At this stage, concern overcame me as I had not seen many shelves with books everywhere. I wondered where they are. Then I remembered the central stairs that I had not been up yet. I went back and climbed the stairs. At the top there are distinct areas to the left and right, front and back with a huge opening that looks down on the library below. There are connected walkways that travel to each side around the open space. On one side there is a long white gallery space that has art works across the walls with chairs in the position down the middle of the space with their backs to each other. Across the other side I could see a door and what appeared was a glimpse of shelves (as I love physical books I felt very hopeful now) Sure enough, this was the room I was looking for. It was a room filled with shelves and my beloved ‘Dewey‘ at the end of each shelf indicating what was housed. I felt very happy indeed and my comfort returned. There were further rooms that appeared as great spaces for instruction on this level also.

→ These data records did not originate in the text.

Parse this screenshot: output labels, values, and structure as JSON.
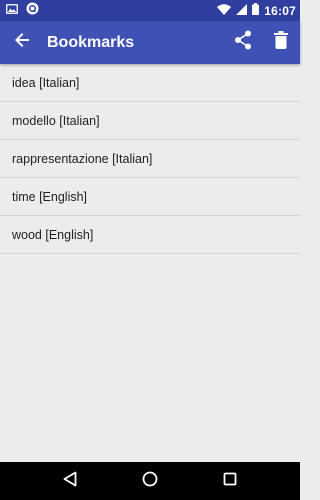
{
  "status_bar": {
    "time": "16:07",
    "icons": [
      "image-icon",
      "app-notification-icon",
      "wifi-icon",
      "signal-icon",
      "battery-icon"
    ]
  },
  "app_bar": {
    "title": "Bookmarks",
    "back_icon": "arrow-back-icon",
    "actions": [
      "share-icon",
      "delete-icon"
    ]
  },
  "bookmarks": [
    {
      "label": "idea [Italian]"
    },
    {
      "label": "modello [Italian]"
    },
    {
      "label": "rappresentazione [Italian]"
    },
    {
      "label": "time [English]"
    },
    {
      "label": "wood [English]"
    }
  ],
  "nav_bar": {
    "buttons": [
      "back-triangle-icon",
      "home-circle-icon",
      "recents-square-icon"
    ]
  },
  "colors": {
    "primary": "#3f51b5",
    "primary_dark": "#303f9f",
    "background": "#ececec",
    "divider": "#d4d4d4"
  }
}
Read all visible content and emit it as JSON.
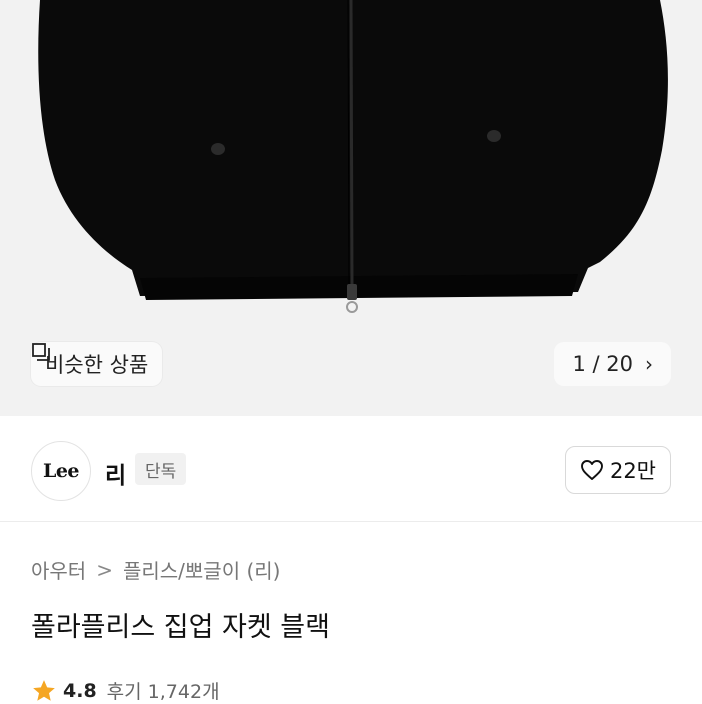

Not that I don’t like all that is new but, I would like to retain part of what is ‘old’ when it comes to libraries. I want my library space to be a bit like a mash-up. Something old, something new, a lot of in-between and plenty of choice. Now I feel satisfied that city library fulfills this brief and I want to keep coming back.
My final sharing relates to my favourite aspect of this library and what I feel they can improve. Both relate to atmospherics.
I’ll start with what can be improved so I can end this post on a positive. The only thing I would like to see as an improvement is the inclusion of comfortable seating. That is lounges, cushions or bean bags scattered around the various zones. As my early memories of libraries are ‘couched’ with the fondness of comfy chairs for leisure reading, I view this as an absolute must have for any library service. At city library the seating is not comfortable on any level. There are metal chairs about the place that feel like bus stop benches and the seating in the children’s area feels very insufficient for the number of patrons I witnessed.
On a positive note with regards to atmospherics, the city library has a piano on the top-level in the art gallery area that is available for use (with restrictions). You need to be grade 5 or above in piano, you need to contact the library in advance and discuss what you will be playing. You are only allowed to play complete pieces to add to the atmosphere as it is not a practice piano for scales etc. The pieces cannot be silly pieces such as ‘chopsticks.’
This piano adding to the atmosphere of the library is fantastic! Now I want to keep visiting in the hope of catching some amazing pianist adding to the atmosphere of my library experience! That will certainly keep me there longer.
The Photo below is of the city library piano in the Gallery space. However, on the day I visited the seating was a different arrangement.
Here is a brief clip of someone playing the piano in the Melbourne City Library.